Summary: Researchers have trained rats to drive “rodent operated vehicles.” The rats were able to navigate the vehicle in unique ways and utilized novel steering patterns to find rewards. The findings reveal rats’ brains are more flexible than previously thought. Exploring how rats perform complex tasks may shed light on a range of mental health conditions and cognitive impairments.
Source: University of Richmond
Professor of Behavioral Neuroscience Kelly Lambert and her research colleagues have just published this research in the Behavioural Brain Research journal article “Enriched Environment Exposure Accelerates Rodent Driving Skills.”
This research explores how performing complex tasks, like driving, may further inform the science community about treatment for mental health conditions such as anxiety and depression.
“We already knew that rodents could recognize objects, press bars, and find their way around mazes, but we wondered if rats could learn the more complex task of operating a moving vehicle,” Lambert said.
The research team built a tiny car for the rats out of a clear plastic food container on wheels, with an aluminum floor and three copper bars functioning as a steering wheel. A total of 17 rats were trained to drive in rectangular arenas. Rats who passed their driver’s education were rewarded with Froot Loops.
“They learned to navigate the car in unique ways and engaged in steering patterns they had never used to eventually arrive at the reward,” says Lambert.
Results from this study include the following:
Rats’ brains are more flexible than previously thought. This finding could be used to understand how learning new skills may build a sense of control over the animal’s environment that may ultimately reduce stress. Because so many psychiatric illnesses such as depression and various anxiety disorders are exacerbated by stress, anything that relieves stress may provide a buffer against the onset of mental illness.
In the published study, rats that participated in the driving training had healthier stress hormone profiles than they had prior to their training. The researchers assessed hormones by measuring levels of two hormones: corticosterone, a marker of stress, and dehydroepiandrosterone (DHEA), which counteracts stress. The ratio of DHEA to corticosterone in the rats’ poop increased over the course of their driving training. In a previous study presented at the International Behavioral Neuroscience Society last summer, Lambert’s team compared driving rats to passenger (Uber) rats. They drove the Uber rats around in a remote control car for the same distances as the yoked driver rats so that the experiences were matched other than having control of the “wheel.” In this study the driving rats had higher DHEA levels (healthy hormone change) than the Uber rats. “We concluded that the rats that actually learned to drive had a greater sense of control over their environment that was accompanied by increased DHEA — something like a rodent version of what we refer to as self-efficacy or agency in humans,” Lambert said.

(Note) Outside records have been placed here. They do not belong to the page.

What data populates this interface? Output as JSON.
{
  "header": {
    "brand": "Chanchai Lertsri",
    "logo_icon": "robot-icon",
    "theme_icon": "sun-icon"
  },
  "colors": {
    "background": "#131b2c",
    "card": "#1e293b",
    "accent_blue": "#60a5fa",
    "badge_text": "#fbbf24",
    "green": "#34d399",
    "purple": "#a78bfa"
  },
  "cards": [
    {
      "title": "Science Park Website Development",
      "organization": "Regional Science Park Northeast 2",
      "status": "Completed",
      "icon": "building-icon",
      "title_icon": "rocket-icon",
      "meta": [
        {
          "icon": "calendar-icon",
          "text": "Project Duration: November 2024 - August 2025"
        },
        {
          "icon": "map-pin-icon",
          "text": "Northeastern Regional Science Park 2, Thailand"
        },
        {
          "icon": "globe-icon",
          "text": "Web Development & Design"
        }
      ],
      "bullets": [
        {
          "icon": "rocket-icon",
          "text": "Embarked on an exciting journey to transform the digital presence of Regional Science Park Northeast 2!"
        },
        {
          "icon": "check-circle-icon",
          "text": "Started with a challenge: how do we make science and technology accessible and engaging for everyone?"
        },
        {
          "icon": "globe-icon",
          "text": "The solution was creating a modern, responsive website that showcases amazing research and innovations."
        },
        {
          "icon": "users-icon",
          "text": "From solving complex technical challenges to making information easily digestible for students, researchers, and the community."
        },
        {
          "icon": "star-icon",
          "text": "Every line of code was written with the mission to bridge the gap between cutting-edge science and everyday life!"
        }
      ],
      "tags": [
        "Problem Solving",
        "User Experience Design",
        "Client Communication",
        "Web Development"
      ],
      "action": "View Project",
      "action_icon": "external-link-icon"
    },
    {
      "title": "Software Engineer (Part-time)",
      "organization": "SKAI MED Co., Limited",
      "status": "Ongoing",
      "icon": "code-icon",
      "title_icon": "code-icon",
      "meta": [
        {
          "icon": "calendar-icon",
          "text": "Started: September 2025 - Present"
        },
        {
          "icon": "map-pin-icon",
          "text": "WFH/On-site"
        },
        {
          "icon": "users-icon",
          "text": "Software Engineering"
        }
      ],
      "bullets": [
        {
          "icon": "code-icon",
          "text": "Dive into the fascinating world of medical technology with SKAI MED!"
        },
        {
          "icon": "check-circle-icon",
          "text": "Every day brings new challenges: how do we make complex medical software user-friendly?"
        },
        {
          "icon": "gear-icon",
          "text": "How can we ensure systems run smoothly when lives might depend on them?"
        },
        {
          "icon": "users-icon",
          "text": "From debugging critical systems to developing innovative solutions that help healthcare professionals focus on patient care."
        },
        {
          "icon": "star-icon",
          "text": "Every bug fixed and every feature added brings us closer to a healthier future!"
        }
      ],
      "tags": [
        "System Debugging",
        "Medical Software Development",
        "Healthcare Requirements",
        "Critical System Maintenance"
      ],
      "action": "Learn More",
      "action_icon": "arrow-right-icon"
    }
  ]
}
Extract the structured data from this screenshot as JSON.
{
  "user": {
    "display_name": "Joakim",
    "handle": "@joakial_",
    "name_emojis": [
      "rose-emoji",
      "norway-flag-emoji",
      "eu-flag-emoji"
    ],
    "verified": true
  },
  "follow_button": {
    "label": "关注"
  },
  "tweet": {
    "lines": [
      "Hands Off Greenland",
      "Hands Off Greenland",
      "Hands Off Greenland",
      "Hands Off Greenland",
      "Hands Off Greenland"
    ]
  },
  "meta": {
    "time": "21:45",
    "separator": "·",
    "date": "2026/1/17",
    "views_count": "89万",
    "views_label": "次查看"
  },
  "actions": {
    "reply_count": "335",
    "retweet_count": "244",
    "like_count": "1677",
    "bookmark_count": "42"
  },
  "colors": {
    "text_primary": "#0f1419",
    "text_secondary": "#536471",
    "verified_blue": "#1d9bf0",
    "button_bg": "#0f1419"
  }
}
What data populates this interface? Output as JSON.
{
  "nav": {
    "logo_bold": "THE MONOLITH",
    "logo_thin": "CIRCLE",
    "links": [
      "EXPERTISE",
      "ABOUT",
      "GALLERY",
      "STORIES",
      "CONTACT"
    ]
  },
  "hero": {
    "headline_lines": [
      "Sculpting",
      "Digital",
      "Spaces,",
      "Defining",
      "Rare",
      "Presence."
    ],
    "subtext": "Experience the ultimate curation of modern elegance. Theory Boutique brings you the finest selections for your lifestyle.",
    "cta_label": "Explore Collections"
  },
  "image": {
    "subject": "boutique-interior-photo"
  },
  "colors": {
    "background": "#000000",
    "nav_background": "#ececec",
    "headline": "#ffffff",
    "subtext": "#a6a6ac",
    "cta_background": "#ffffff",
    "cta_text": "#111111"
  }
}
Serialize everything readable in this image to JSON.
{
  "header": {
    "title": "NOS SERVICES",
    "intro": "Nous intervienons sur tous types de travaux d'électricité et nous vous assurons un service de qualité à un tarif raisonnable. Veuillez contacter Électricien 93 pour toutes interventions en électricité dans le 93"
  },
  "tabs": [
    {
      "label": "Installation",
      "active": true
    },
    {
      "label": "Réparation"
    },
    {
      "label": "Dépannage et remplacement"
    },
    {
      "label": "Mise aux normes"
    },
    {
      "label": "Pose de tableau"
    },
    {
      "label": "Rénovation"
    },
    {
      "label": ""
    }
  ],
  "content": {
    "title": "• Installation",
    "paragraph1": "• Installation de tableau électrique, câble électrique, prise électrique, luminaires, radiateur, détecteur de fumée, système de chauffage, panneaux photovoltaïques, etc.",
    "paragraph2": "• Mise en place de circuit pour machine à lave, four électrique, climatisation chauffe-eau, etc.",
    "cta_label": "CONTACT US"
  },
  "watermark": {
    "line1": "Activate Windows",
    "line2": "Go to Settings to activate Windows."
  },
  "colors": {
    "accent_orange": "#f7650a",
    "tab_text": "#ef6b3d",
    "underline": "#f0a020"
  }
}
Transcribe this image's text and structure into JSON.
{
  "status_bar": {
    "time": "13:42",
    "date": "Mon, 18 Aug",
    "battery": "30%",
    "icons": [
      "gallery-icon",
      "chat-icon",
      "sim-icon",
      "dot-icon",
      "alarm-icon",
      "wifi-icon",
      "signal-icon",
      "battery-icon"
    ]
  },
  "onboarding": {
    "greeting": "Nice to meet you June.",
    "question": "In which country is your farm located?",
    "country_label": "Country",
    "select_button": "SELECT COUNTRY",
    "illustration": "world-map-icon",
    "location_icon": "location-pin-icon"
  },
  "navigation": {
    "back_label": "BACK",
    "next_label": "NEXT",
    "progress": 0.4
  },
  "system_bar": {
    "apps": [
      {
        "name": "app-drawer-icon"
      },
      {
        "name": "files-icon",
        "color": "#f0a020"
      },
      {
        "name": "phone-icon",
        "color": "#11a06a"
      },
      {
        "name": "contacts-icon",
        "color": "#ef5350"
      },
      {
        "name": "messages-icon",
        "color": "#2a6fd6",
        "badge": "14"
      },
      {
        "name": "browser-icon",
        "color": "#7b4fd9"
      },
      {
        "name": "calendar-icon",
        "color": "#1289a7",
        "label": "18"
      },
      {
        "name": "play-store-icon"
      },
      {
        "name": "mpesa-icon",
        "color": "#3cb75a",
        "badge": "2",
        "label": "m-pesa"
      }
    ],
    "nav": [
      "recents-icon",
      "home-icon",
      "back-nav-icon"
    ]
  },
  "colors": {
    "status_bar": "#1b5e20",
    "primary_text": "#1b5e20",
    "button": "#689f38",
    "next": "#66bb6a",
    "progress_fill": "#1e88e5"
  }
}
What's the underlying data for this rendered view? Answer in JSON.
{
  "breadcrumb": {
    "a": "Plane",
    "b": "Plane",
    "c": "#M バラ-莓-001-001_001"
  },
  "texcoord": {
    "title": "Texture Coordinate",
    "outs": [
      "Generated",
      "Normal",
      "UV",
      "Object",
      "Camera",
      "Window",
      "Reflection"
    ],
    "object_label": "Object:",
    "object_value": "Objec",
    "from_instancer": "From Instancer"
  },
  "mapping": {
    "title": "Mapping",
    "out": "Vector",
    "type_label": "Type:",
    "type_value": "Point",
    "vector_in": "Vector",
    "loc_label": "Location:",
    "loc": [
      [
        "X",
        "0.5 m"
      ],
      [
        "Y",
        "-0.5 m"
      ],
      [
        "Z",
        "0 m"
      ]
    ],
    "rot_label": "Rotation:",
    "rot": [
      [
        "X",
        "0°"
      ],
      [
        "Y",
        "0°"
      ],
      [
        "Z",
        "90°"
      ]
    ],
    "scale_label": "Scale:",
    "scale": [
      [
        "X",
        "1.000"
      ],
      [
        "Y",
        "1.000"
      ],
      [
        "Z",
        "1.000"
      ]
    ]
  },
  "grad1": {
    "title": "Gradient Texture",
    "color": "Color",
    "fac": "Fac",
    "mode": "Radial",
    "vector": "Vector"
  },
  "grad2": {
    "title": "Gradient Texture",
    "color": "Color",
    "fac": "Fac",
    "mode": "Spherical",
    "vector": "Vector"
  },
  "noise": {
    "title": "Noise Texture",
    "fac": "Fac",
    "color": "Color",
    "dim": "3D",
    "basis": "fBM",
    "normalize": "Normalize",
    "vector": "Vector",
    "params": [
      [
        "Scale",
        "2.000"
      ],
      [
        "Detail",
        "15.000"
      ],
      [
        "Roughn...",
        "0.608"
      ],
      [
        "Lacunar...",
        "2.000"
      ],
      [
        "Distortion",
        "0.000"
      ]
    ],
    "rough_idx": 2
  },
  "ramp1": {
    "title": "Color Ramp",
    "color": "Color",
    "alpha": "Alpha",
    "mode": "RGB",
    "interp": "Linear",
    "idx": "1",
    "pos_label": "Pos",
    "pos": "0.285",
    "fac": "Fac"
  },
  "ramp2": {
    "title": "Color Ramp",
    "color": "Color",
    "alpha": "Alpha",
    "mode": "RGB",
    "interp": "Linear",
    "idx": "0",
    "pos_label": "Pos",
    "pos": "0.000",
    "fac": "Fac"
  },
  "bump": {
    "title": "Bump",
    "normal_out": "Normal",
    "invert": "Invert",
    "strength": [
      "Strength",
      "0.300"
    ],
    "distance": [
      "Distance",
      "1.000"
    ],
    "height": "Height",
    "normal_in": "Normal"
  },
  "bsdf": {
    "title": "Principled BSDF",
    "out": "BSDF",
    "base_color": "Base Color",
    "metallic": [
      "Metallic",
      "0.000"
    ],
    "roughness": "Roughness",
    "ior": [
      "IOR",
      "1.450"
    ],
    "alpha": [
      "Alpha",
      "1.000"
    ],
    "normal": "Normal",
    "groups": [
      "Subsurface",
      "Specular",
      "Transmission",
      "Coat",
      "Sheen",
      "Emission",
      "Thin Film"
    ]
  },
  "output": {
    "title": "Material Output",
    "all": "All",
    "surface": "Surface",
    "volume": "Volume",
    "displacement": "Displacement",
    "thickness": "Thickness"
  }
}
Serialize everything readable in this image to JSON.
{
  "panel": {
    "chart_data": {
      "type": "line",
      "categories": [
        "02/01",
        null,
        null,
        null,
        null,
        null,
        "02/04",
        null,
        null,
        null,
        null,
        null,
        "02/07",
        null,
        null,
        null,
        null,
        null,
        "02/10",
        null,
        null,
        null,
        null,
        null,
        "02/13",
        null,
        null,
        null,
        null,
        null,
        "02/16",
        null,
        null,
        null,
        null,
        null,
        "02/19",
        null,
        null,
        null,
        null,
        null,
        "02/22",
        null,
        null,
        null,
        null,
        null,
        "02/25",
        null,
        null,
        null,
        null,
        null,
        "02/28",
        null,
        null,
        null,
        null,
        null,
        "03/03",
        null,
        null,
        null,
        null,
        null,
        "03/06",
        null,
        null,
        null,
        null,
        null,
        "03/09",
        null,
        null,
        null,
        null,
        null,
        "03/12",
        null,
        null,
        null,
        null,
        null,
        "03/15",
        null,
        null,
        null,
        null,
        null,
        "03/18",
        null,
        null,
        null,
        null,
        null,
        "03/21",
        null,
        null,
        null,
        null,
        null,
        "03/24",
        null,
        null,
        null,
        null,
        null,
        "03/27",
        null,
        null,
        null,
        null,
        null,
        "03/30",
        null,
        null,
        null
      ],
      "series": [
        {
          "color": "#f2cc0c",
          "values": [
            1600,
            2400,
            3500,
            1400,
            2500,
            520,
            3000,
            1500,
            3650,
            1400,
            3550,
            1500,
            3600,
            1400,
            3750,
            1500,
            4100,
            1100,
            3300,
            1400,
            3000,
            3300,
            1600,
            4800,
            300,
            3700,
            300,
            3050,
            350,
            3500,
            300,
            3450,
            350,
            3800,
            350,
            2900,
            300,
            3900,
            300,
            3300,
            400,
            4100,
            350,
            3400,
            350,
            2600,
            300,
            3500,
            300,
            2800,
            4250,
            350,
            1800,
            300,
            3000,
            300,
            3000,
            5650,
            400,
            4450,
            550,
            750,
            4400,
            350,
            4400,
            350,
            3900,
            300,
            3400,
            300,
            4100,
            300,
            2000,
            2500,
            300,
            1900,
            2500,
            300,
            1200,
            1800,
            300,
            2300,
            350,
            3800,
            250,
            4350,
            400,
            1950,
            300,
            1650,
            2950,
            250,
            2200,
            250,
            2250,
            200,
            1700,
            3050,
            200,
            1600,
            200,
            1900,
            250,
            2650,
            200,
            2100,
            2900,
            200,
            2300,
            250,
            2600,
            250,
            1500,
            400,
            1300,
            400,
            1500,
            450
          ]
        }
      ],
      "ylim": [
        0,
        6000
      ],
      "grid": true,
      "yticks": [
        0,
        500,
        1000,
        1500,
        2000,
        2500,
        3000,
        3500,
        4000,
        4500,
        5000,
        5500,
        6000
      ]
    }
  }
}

Rats housed in a complex, enriched environment (i.e., environment with interesting objects to interact with) learned the driving task, but rats housed in standard laboratory cages had problems learning the task (i.e., they failed their driving test).” That means the complex living environment led to more behavioral flexibility and neuroplasticity,” Lambert said. “This reminds us that our brains are constantly changing in response to our environments — and that we’re accountable for maintaining our brains moment-to-moment.”
The research team included fellow psychology professor Laura Knouse, and Apple data scientist Beth Crawford, a former psychology faculty member at UR. Alum Olivia Harding, now a research lab assistant at UR, is also assisting with this research, which she began working on as an undergraduate. Additionally, several undergraduate students were co-authors on the published manuscript and continue to work on the research program.
As for next steps, the team is now planning follow-up experiments to understand how the brain changes to accommodate the acquired driving skills — that is, the neuroplasticity that accompanies the driving training. They will also continue to explore how task mastery — e.g., driving or mastering other complex tasks — modify the stress and coping response to new challenges.
About this neuroscience research article
Source: University of Richmond Media Contacts: Sunni Brown – University of Richmond Image Source: The image is credited to Kelly Lambert/University of Richmond.
Although rarely used, long-term behavioral training protocols provide opportunities to shape complex skills in rodent laboratory investigations that incorporate cognitive, motor, visuospatial and temporal functions to achieve desired goals. In the current study, following preliminary research establishing that rats could be taught to drive a rodent operated vehicle (ROV) in a forward direction, as well as steer in more complex navigational patterns, male rats housed in an enriched environment were exposed to the rodent driving regime. Compared to standard-housed rats, enriched-housed rats demonstrated more robust learning in driving performance and their interest in the ROV persisted through extinction trials. Dehydroepiandrosterone/corticosterone (DHEA/CORT) metabolite ratios in fecal samples increased in accordance with training in all animals, suggesting that driving training, regardless of housing group, enhanced markers of emotional resilience. These results confirm the importance of enriched environments in preparing animals to engage in complex behavioral tasks. Further, behavioral models that include trained motor skills enable researchers to assess subtle alterations in motivation and behavioral response patterns that are relevant for translational research related to neurodegenerative disease and psychiatric illness.